--- WHAT IS NEEDED ---
Each record must be repeated exactly as it stands.

Stored items
......

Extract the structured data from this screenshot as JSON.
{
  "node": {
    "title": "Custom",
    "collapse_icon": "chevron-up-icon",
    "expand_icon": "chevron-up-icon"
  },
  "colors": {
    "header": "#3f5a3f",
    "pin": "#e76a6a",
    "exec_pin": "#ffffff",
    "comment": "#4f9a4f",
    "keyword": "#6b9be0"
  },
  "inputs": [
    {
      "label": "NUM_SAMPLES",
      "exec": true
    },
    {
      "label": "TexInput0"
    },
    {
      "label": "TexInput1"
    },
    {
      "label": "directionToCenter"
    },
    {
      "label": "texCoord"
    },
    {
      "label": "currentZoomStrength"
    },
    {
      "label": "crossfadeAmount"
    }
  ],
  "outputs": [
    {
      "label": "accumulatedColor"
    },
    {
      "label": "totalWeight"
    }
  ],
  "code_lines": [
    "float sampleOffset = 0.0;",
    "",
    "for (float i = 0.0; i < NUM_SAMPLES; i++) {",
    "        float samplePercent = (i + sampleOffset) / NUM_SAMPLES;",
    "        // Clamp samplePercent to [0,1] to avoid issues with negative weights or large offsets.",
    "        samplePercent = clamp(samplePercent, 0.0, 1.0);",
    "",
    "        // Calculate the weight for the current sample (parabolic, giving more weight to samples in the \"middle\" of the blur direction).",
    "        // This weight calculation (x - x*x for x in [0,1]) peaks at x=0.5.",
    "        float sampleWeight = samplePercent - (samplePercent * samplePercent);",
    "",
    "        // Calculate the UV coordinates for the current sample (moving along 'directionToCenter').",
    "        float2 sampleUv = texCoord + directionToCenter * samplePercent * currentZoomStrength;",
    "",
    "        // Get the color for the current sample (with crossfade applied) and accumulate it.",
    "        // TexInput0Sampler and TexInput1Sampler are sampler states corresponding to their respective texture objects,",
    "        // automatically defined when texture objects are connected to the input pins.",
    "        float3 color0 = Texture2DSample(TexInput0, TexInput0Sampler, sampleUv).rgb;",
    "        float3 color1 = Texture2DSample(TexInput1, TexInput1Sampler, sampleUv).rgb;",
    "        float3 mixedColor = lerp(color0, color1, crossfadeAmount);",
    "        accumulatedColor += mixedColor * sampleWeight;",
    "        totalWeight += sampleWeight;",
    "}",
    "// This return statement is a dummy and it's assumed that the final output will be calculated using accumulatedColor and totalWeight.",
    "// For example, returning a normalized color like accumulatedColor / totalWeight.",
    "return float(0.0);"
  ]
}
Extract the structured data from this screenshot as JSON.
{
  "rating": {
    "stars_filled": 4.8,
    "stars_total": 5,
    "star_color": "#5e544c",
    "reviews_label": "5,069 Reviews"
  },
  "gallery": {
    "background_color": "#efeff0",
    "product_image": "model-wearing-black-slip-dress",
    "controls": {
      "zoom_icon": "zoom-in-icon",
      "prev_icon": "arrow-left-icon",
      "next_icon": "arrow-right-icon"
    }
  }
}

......

--- SOLUTION FOR THIS PROBLEM ---
Extract the structured data from this screenshot as JSON.
{
  "node": {
    "title": "Custom",
    "collapse_icon": "chevron-up-icon",
    "expand_icon": "chevron-up-icon"
  },
  "colors": {
    "header": "#3f5a3f",
    "pin": "#e76a6a",
    "exec_pin": "#ffffff",
    "comment": "#4f9a4f",
    "keyword": "#6b9be0"
  },
  "inputs": [
    {
      "label": "NUM_SAMPLES",
      "exec": true
    },
    {
      "label": "TexInput0"
    },
    {
      "label": "TexInput1"
    },
    {
      "label": "directionToCenter"
    },
    {
      "label": "texCoord"
    },
    {
      "label": "currentZoomStrength"
    },
    {
      "label": "crossfadeAmount"
    }
  ],
  "outputs": [
    {
      "label": "accumulatedColor"
    },
    {
      "label": "totalWeight"
    }
  ],
  "code_lines": [
    "float sampleOffset = 0.0;",
    "",
    "for (float i = 0.0; i < NUM_SAMPLES; i++) {",
    "        float samplePercent = (i + sampleOffset) / NUM_SAMPLES;",
    "        // Clamp samplePercent to [0,1] to avoid issues with negative weights or large offsets.",
    "        samplePercent = clamp(samplePercent, 0.0, 1.0);",
    "",
    "        // Calculate the weight for the current sample (parabolic, giving more weight to samples in the \"middle\" of the blur direction).",
    "        // This weight calculation (x - x*x for x in [0,1]) peaks at x=0.5.",
    "        float sampleWeight = samplePercent - (samplePercent * samplePercent);",
    "",
    "        // Calculate the UV coordinates for the current sample (moving along 'directionToCenter').",
    "        float2 sampleUv = texCoord + directionToCenter * samplePercent * currentZoomStrength;",
    "",
    "        // Get the color for the current sample (with crossfade applied) and accumulate it.",
    "        // TexInput0Sampler and TexInput1Sampler are sampler states corresponding to their respective texture objects,",
    "        // automatically defined when texture objects are connected to the input pins.",
    "        float3 color0 = Texture2DSample(TexInput0, TexInput0Sampler, sampleUv).rgb;",
    "        float3 color1 = Texture2DSample(TexInput1, TexInput1Sampler, sampleUv).rgb;",
    "        float3 mixedColor = lerp(color0, color1, crossfadeAmount);",
    "        accumulatedColor += mixedColor * sampleWeight;",
    "        totalWeight += sampleWeight;",
    "}",
    "// This return statement is a dummy and it's assumed that the final output will be calculated using accumulatedColor and totalWeight.",
    "// For example, returning a normalized color like accumulatedColor / totalWeight.",
    "return float(0.0);"
  ]
}
Extract the structured data from this screenshot as JSON.
{
  "rating": {
    "stars_filled": 4.8,
    "stars_total": 5,
    "star_color": "#5e544c",
    "reviews_label": "5,069 Reviews"
  },
  "gallery": {
    "background_color": "#efeff0",
    "product_image": "model-wearing-black-slip-dress",
    "controls": {
      "zoom_icon": "zoom-in-icon",
      "prev_icon": "arrow-left-icon",
      "next_icon": "arrow-right-icon"
    }
  }
}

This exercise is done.